WORK TO COMPLETE: Out of the data below, copy every line with the string "month".

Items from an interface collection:
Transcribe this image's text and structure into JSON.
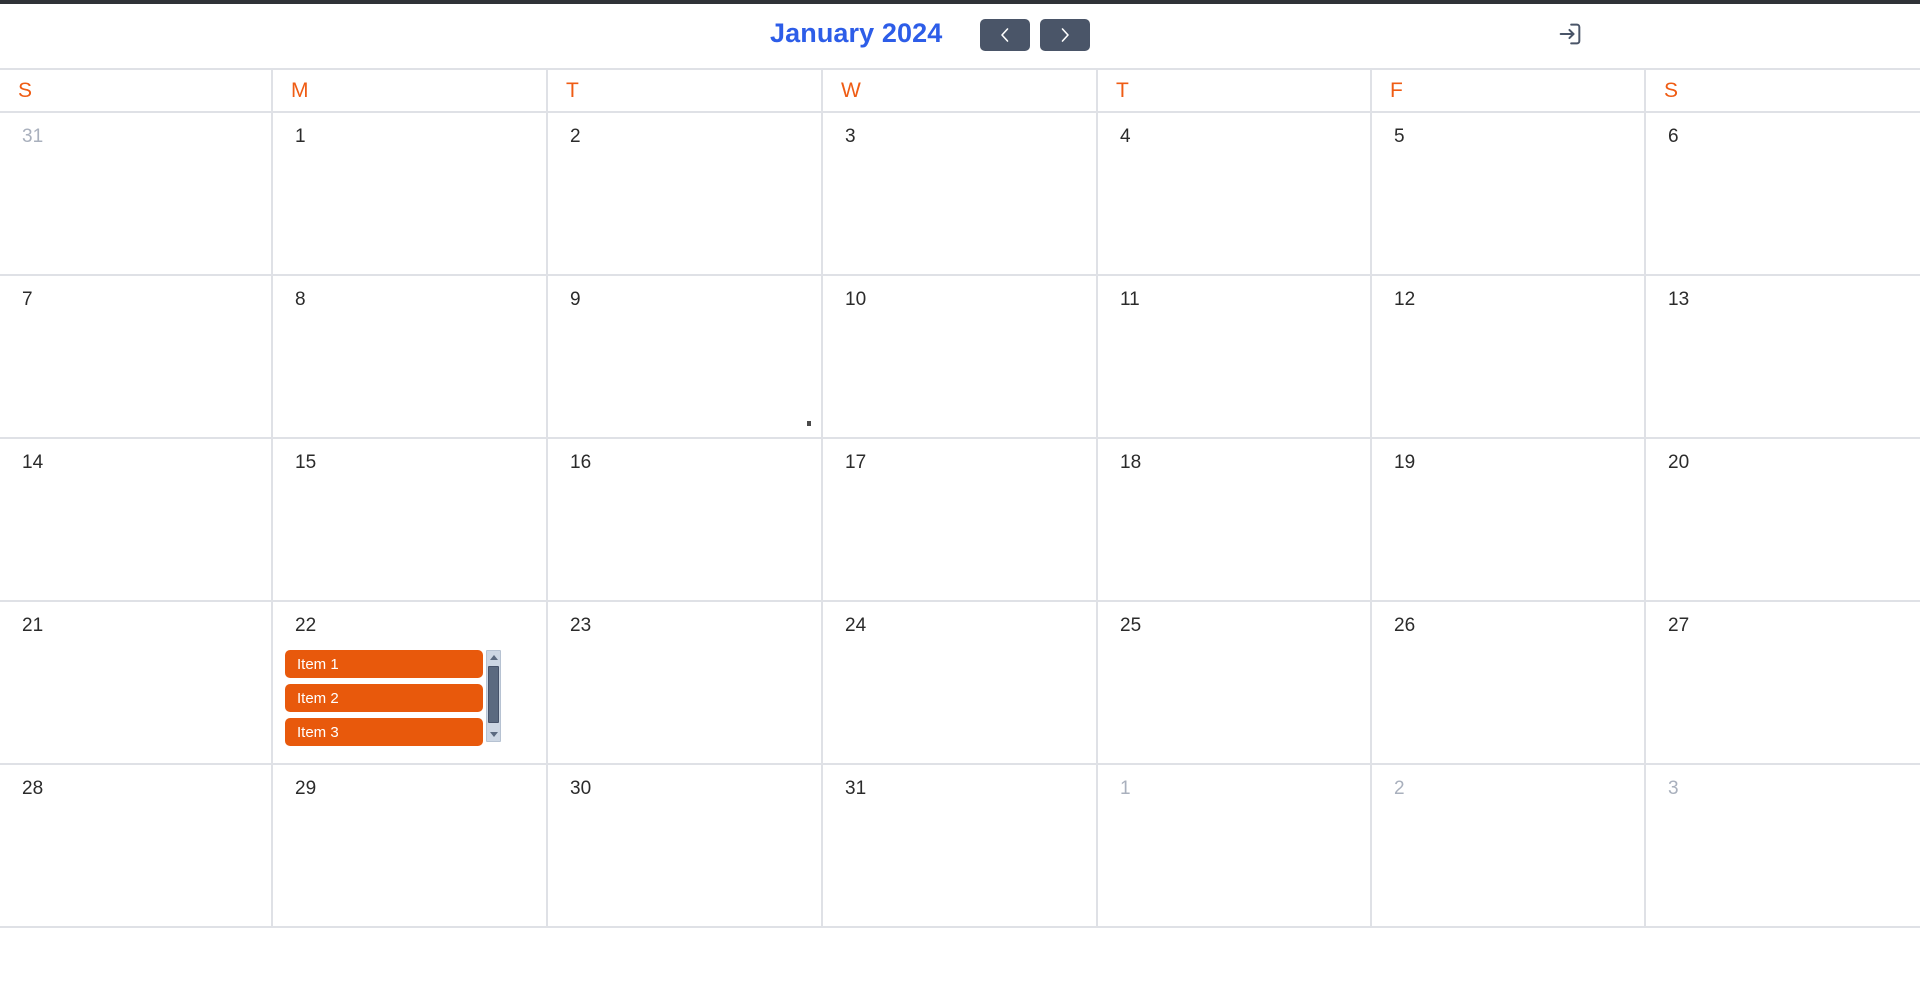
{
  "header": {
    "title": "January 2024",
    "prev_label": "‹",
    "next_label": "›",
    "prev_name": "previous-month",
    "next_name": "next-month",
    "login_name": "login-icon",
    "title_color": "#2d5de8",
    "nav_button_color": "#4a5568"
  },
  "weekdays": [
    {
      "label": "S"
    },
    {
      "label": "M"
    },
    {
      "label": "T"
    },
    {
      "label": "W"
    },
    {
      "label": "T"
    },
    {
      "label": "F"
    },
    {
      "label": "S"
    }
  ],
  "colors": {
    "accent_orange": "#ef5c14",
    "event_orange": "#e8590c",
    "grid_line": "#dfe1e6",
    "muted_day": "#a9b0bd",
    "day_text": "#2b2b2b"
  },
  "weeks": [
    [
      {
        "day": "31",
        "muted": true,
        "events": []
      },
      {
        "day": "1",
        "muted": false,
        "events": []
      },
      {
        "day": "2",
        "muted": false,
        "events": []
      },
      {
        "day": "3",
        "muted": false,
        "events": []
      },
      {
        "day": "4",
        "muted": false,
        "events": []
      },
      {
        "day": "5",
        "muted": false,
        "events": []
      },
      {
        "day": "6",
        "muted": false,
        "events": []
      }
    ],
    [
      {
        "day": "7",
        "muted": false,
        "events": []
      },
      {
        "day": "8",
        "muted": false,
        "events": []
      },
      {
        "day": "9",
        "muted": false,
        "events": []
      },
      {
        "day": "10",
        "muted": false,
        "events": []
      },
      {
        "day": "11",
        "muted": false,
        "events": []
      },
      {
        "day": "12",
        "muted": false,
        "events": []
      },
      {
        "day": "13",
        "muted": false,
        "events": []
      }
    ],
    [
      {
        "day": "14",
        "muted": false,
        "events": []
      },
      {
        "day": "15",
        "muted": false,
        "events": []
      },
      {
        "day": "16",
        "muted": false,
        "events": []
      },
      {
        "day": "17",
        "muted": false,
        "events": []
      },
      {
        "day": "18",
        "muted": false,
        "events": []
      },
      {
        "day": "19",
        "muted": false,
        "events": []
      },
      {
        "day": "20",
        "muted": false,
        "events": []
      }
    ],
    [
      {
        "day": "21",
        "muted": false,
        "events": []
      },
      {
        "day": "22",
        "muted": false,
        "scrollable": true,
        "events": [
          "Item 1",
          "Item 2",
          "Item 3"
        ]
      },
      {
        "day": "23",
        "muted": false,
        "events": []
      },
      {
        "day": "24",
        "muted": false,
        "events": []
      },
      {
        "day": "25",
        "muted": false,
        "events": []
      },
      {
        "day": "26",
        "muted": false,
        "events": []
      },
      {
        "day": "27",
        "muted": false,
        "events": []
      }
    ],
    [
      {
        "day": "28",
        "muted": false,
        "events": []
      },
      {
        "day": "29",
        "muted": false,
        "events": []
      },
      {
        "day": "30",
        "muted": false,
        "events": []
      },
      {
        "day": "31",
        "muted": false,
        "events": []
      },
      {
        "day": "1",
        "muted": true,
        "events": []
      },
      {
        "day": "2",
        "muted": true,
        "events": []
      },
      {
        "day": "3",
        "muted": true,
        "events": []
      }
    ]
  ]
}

SOLVED EXERCISE:
    "prev_name": "previous-month",
    "next_name": "next-month",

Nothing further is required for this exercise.